“The legislative soup of complex regulation, overlapping agency administration and undue red tape governing our ports has curbed their productivity. If our ports aren’t internationally competitive, our post-pandemic recovery is at risk,” Mr McKellar said.

“With over 30 agencies and 200 legislative mechanisms governing the operation of international trade, it is no wonder that we have some of the most sluggish ports in the world. It is vital that federal and state governments reform Australia’s international trade regime to streamline these constraints.”

Mr McKellar also pointed out that port privatisations have produced near monopoly conditions.

“The freight and logistics systems that move goods to and from the ports are similarly constrained. Governments must ensure that a viable system is maintained to ensure Australian exports remain competitive in international markets,” he said.

“It is crucial that Australia is an efficient and attractive place to do business. Reforming our ports and the regulatory systems that constrain them will be instrumental in driving our post-pandemic recovery.”

Meanwhile, Shipping Australia welcomed the publication of the ACCC report; it said it largely validates “everything Shipping Australia has been saying for the last 24 months”.

“We are pleased to see that the ACCC acknowledges that the current supply crisis is really a port-related crisis, especially in the matters of port congestion and industrial relations,” SAL said.

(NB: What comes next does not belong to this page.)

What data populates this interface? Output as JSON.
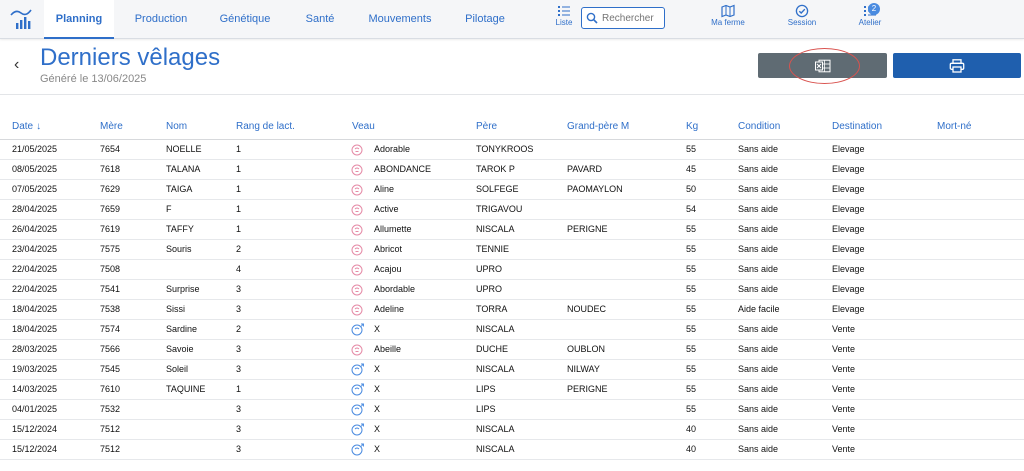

“Australian crane rates are of course extremely important, we have ourselves just produced a thought-leadership analysis on this exact subject, but we are very pleased that the ACCC has in the current edition of the report expanded its scope beyond crane rates and into overall port productivity.”

Shipping Australia also said it was pleased that the commission has noted the World Bank/I.H.S. Markit report on comparable port performance.

“This extremely important report did, for the first time, throw a clear and shining light on the murky world of port performance,” Shipping Australia said.

“It is time for those who are responsible for port governance both to take notice – and to act to improve.”

Shipping Australia noted that the report shines a spotlight on waterfront industrial relations and how this has hampered the ongoing development of the Australian economy.

“Australia continues to be plagued with industrial relations issues and it is long past time for the federal government to recognise the essential and vital nature of the waterfront and to take steps to ensure that unions cannot take Australia hostage ever again,” the organisation said.